We find precisely the same problematic at the heart of the question of political authority. The separation of Church and State is a political expression of the resolution – by divorce – of the philosophic-religious crisis that Galileo experienced at the scientific level. A distinction is made between practices and powers in both spheres (the scientific and the political). Whilst the Church and faith determine and recognize authority from the top (God, Revelation, the clergy), it is imperative to recognize another authority that emerges from below, from the scientific observation and analysis of the real, from critical debate and from the plural negotiations required by science, philosophy and politics. The principle of distinction is basic, and the divorce is both multidimensional and global. When asked about the separation of Church and State and the distinction between religion and politics, some Muslim scholars and intellectuals reply that, as in Judaism, there is no Church in Islam, and that it is therefore impossible to separate the State from an entity that does not exist. They miss – or avoid – the point. The important point is whether or not there is a distinction between the realm of faith and that of rationality, between dogma and science, between the revealed truth and the rational truth that is negotiated. Islam, like the spiritualities that came before it, like Hinduism and Buddhism and, in even more explicit terms, Judaism, establishes (through the work of its scholars and classical philosophers) an implicit distinction between these realms and an explicit categorization of the methodologies that establish the distinction between spheres and authorities. And besides, both the oldest spiritual and religious traditions and the most modern philosophies and ideologies have always tried to avoid two extreme solutions: confusing the realm of faith (and sometimes that of philosophy and belief) with that of scientific reasons to such an extent as to stifle and muzzle reason in the name of a meaning or system that is determined a priori, and divorcing the two realms to such an extent that the autonomy of analytic and technical reason, and its scientific and/or political logic, had nothing to say about questions about meaning, ethics and finalities.

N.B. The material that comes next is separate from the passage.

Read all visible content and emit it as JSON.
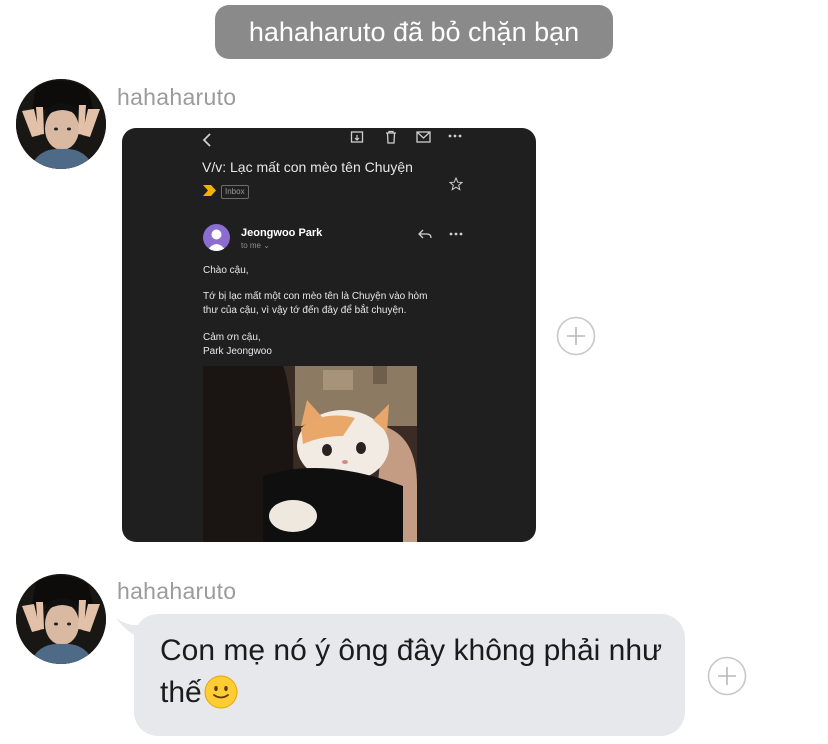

We have encountered the quest for meaning, and then the quest for the universal. We now encounter the quest for harmony.